Use a hand mixer to beat the cream cheese. Add in the sweetened condensed milk, the lemon juice and vanilla. Spoon the mixture into a prepared graham cracker crust, and refrigerate for a couple of hours. Pretty easy, yes? And before serving it, I spooned some cherry pie filling over our pieces and served. Kevin’s comment? “You didn’t cut the pieces large enough.” Solution? He had seconds. I’m saving this recipe and will definitely make it again. BTW, the recipe says to use only Eagle brand sweetened condensed milk. The author feels that other house brands (generics) do not have the right consistency. I can’t speak to that. One can of Eagle brand sat in my pantry, so I used it. The generics can go in my home-made coffee creamer mix.

Video of the Day, A video tour of Tacoma, Pierce County, Washington

Today’s video is a “tour” of Tacoma led by a couple of women who take us to their favorite bars, restaurants and cinema. They obviously know and love Tacoma. My only quibbles are that I wish they focused more on the sights and less on the interior of their car. Also, while they drove through the “Gayborhood,” I wish they had spent a bit more time describing it. That said, they do feature several venues in this ten minute segment, and they do aim the camera out the car window from time to time. Beautiful scenery, great places to visit, and fun conversation. I enjoyed tagging along with Marguerite and Anne as they toured Tacoma, and I hope you do as well.

Tomorrow is another day…

I hope you have enjoyed our drive today, and maybe even learned something about Tacoma, Pierce County, Washington.  Let me know any concerns you may have in the comments below.  Or, for that matter, feel free to comment on anything below–just no spam ads for pharmaceuticals, please.  I delete all those.  

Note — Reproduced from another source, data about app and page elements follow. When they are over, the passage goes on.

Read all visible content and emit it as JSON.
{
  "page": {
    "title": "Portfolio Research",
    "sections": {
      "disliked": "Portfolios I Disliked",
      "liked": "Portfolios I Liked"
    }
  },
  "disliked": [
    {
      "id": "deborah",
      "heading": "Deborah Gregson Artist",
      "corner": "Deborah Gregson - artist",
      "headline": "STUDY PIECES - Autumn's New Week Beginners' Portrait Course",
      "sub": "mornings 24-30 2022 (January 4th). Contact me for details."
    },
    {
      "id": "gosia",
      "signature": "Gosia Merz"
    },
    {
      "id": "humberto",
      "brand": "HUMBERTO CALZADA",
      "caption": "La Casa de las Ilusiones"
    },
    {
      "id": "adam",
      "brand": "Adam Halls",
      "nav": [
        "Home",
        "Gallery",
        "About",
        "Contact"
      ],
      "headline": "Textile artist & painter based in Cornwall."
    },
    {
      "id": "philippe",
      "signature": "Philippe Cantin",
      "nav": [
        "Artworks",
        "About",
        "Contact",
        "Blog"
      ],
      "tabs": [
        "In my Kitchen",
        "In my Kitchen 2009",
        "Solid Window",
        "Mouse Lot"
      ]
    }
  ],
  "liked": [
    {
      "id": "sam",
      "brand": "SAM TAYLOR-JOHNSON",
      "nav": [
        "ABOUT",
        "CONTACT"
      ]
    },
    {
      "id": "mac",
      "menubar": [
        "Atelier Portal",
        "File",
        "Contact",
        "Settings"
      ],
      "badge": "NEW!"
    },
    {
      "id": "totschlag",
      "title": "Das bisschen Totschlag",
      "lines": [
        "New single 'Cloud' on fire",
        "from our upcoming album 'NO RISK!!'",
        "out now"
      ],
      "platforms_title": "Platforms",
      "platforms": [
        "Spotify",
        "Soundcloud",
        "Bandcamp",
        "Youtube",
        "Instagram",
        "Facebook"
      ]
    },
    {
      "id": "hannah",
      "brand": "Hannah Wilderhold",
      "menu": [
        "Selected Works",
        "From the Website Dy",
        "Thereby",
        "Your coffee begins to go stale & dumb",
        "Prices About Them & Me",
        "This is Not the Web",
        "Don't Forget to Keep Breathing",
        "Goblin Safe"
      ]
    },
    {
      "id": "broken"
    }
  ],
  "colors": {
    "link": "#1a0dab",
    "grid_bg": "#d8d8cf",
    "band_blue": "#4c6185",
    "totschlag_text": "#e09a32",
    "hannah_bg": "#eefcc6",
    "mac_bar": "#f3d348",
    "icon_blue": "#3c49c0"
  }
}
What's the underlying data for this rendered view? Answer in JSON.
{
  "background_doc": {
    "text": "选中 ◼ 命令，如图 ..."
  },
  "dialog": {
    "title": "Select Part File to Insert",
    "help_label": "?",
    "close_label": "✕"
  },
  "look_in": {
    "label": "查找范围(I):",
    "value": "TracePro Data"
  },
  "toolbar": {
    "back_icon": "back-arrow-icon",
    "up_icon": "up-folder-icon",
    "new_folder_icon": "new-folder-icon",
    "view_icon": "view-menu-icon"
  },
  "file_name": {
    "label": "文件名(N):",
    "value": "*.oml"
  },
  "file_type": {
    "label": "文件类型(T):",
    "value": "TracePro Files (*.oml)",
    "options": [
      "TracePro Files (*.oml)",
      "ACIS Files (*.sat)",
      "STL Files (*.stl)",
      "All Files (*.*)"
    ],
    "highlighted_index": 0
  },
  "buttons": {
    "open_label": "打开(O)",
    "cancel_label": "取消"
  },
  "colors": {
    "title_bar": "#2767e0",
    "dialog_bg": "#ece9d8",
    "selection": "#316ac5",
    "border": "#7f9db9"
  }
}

Tomorrow’s blog talks about slow cookers, Crock Pots, as it were, and I’m look forward to sharing my tips and recipes.  And next Monday, the 20th, we’ll drive into Seattle and King County, Washington.  Don’t touch that dial!